The Death of a Tree: A Eulogy for a Dear Friend
“It is worse than boorish, it is criminal, to inflict an unnecessary injury on the tree that feeds or shadows us. Old trees are our parents, and our parents’ parents, perchance.”
By Maria Popova
For as long as I’ve lived in Brooklyn, I’ve had an abiding self-consolation ritual. In troubled times, I would head to Prospect Park on my bike and ride along the loop until I felt better. And I always did, largely thanks to an old lopsided tree that stood atop the formidable uphill crowning the final segment of the loop.
This greeter after the lung-splitting climb, its own crown the shape of a lung, became my beloved friend through life’s trials and triumphs. For years, the tree saw me through every heartbreak, every bout of ill health, every kind of psychic tumult. I was comforted by its constancy — the quiet certitude with which its barren branches clawed at life as they reached into the leaden winter sky, assured of spring’s eventual arrival; and when spring did come, the unselfconscious jubilation of its new leaves, just born yet animated by the wisdom of the tree’s many decades.
Even when the grimmest day of my adult life arrived, I knew what to do — I mounted my bike, put on Patti Smith talking about William Blake and death at the New York Public Library, and headed for the park. I circled the loop for hours on end, resting by the tree after each closing climb to savor its silent solace.
I turned to the tree again and again over the years, and took many portraits of its various seasonal guises. Recently, in the midst of a particularly trying stretch of life, I once again sought this steadfast friend. I pedaled to the park hungry for its comfort, restless to reach the end of the loop. But when I climbed that final hill, my pounding heart sank with heavy stillness.
Where my tree once stood, there was now a shallow stump, its rings of life bleeding into the open air with the incomprehensible finality of a beheading.
I felt gutted, bereft. I thought about the growing body of research on what trees feel, about their centrality in our storytelling, about Hermann Hesse’s ode to their ancient wisdom, then couldn’t think, couldn’t feel.
I’ve been unable to return to the park in the weeks since. But I’ve returned to one of my few other sources of constancy and comfort — The Journal of Henry David Thoreau, 1837–1861 (public library), that incomparable trove of wisdom on deeply human concerns like the greatest gift of growing old, the myth of productivity, the sacredness of public libraries, the creative benefits of keeping a diary, and the only worthwhile definition of success.

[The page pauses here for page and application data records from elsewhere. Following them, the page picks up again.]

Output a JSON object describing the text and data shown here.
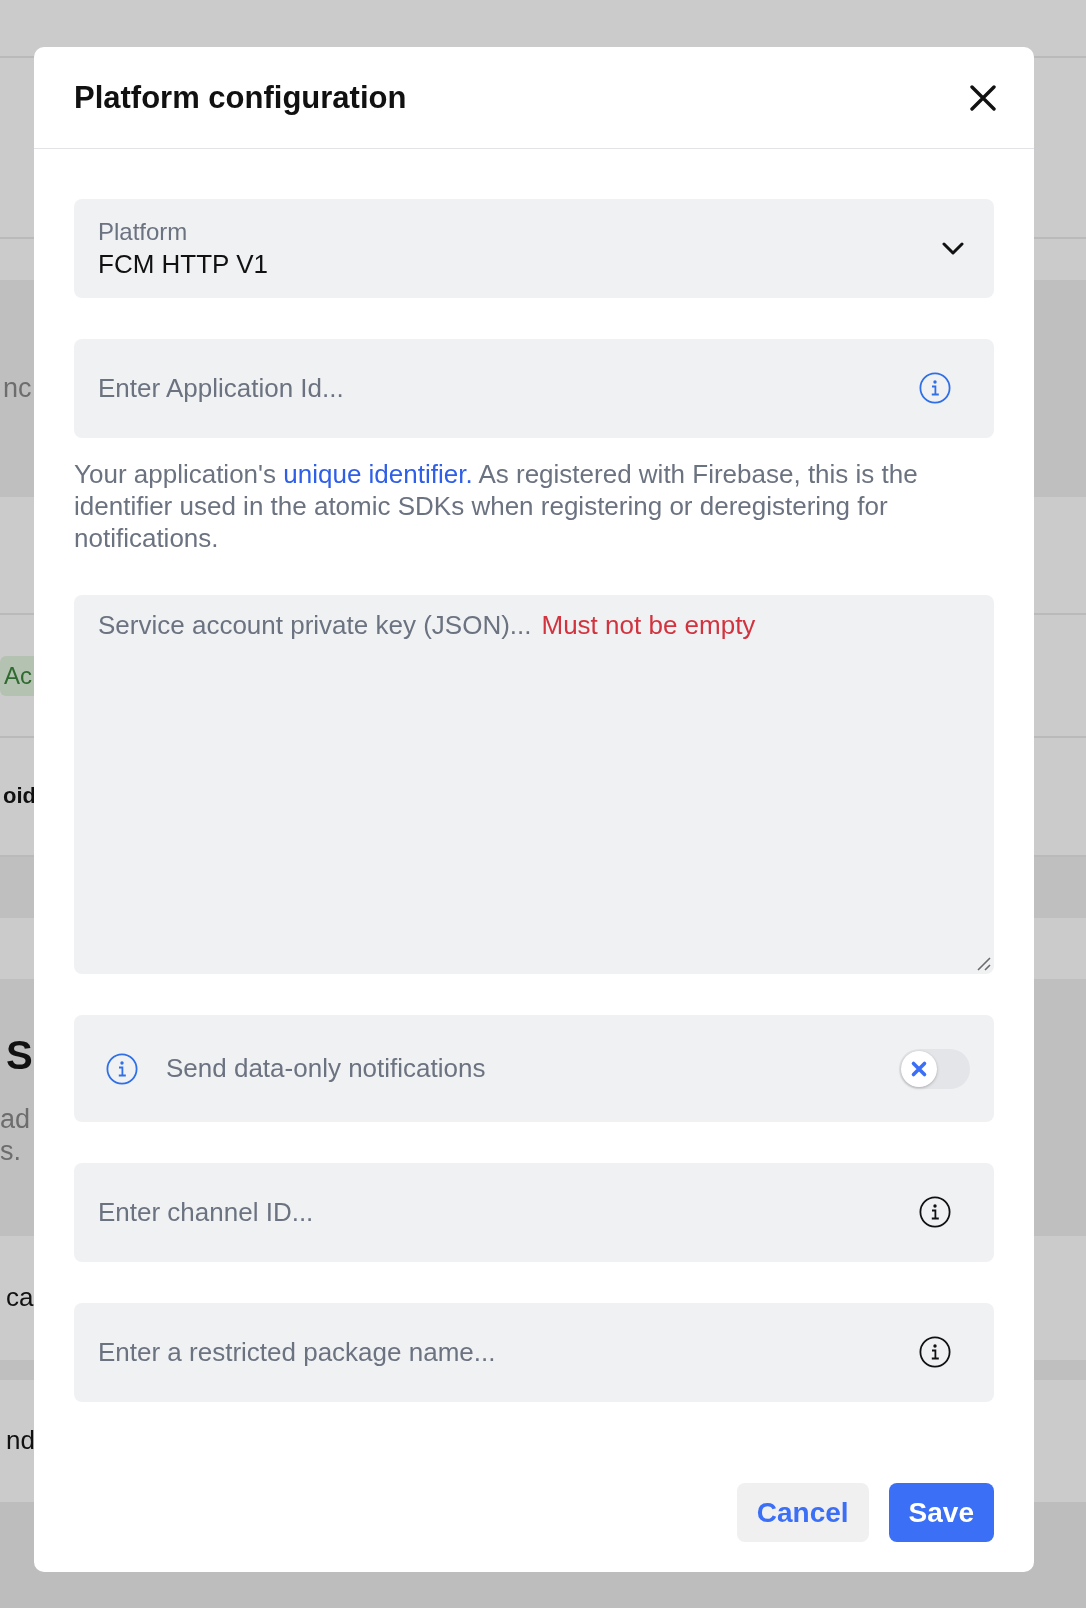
{
  "background": {
    "fragments": [
      {
        "kind": "muted",
        "text": "nc"
      },
      {
        "kind": "badge",
        "text": "Ac"
      },
      {
        "kind": "strong",
        "text": "oid"
      },
      {
        "kind": "heading",
        "text": "S"
      },
      {
        "kind": "muted",
        "text": "ad"
      },
      {
        "kind": "muted",
        "text": "s."
      },
      {
        "kind": "plain",
        "text": "ca"
      },
      {
        "kind": "plain",
        "text": "nd"
      }
    ]
  },
  "dialog": {
    "title": "Platform configuration",
    "form": [
      {
        "kind": "select",
        "label": "Platform",
        "value": "FCM HTTP V1"
      },
      {
        "kind": "input",
        "placeholder": "Enter Application Id...",
        "color": "#2f6fe8"
      },
      {
        "kind": "help",
        "text_before": "Your application's ",
        "link": "unique identifier.",
        "text_after": " As registered with Firebase, this is the identifier used in the atomic SDKs when registering or deregistering for notifications."
      },
      {
        "kind": "textarea",
        "placeholder": "Service account private key (JSON)...",
        "error": "Must not be empty"
      },
      {
        "kind": "toggle",
        "label": "Send data-only notifications",
        "on": false,
        "color": "#2f6fe8"
      },
      {
        "kind": "input",
        "placeholder": "Enter channel ID...",
        "color": "#111111"
      },
      {
        "kind": "input",
        "placeholder": "Enter a restricted package name...",
        "color": "#111111"
      }
    ],
    "buttons": [
      {
        "kind": "secondary",
        "label": "Cancel"
      },
      {
        "kind": "primary",
        "label": "Save"
      }
    ]
  }
}
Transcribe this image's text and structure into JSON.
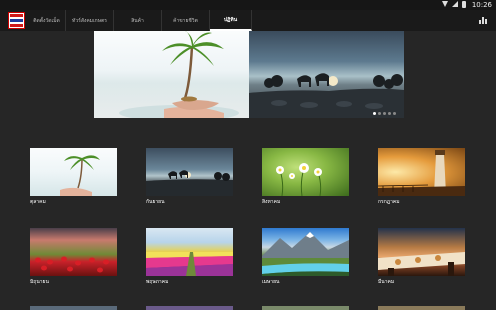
{
  "status_bar": {
    "time": "10:26"
  },
  "tabs": [
    {
      "label": "ติดตั้งวัดเม็ด",
      "active": false
    },
    {
      "label": "ทัวร์สังคมเกษตร",
      "active": false
    },
    {
      "label": "สินค้า",
      "active": false
    },
    {
      "label": "ค้าขายชีวิต",
      "active": false
    },
    {
      "label": "ปฏิทิน",
      "active": true
    }
  ],
  "hero": {
    "slides": 5,
    "current": 1
  },
  "months": [
    {
      "label": "ตุลาคม",
      "art": "palm"
    },
    {
      "label": "กันยายน",
      "art": "dogs"
    },
    {
      "label": "สิงหาคม",
      "art": "flowers"
    },
    {
      "label": "กรกฎาคม",
      "art": "lighthouse"
    },
    {
      "label": "มิถุนายน",
      "art": "tulips"
    },
    {
      "label": "พฤษภาคม",
      "art": "field"
    },
    {
      "label": "เมษายน",
      "art": "mountain"
    },
    {
      "label": "มีนาคม",
      "art": "dinner"
    }
  ],
  "colors": {
    "background": "#262626",
    "appbar": "#1a1a1a",
    "accent": "#ffffff"
  }
}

In an entry from October 23, 1855 — four years before Darwin forever changed our understanding of the interconnectedness of the natural world — Thoreau writes beautifully about our kinship with trees:
Now is the time for chestnuts. A stone cast against the trees shakes them down in showers upon one’s head and shoulders. But I cannot excuse myself for using the stone. It is not innocent, it is not just, so to maltreat the tree that feeds us. I am not disturbed by considering that if I thus shorten its life I shall not enjoy its fruit so long, but am prompted to a more innocent course by motives purely of humanity. I sympathize with the tree, yet I heaved a big stone against the trunks like a robber, — not too good to commit murder. I trust that I shall never do it again. These gifts should be accepted, not merely with gentleness, but with a certain humble gratitude. The tree whose fruit we would obtain should not be too rudely shaken even. It is not a time of distress, when a little haste and violence even might be pardoned. It is worse than boorish, it is criminal, to inflict an unnecessary injury on the tree that feeds or shadows us. Old trees are our parents, and our parents’ parents, perchance. If you would learn the secrets of Nature, you must practice more humanity than others. The thought that I was robbing myself by injuring the tree did not occur to me, but I was affected as if I had cast a rock at a sentient being, — with a duller sense than my own, it is true, but yet a distant relation. Behold a man cutting down a tree to come at the fruit! What is the moral of such an act?
This is the question Marianne Moore asked, and so gloriously answered, when she saved a tree with a poem in this selfsame park. I think now of James Baldwin and his lamentation that “something awful is happening to a civilization, when it ceases to produce poets.”
Published October 14, 2016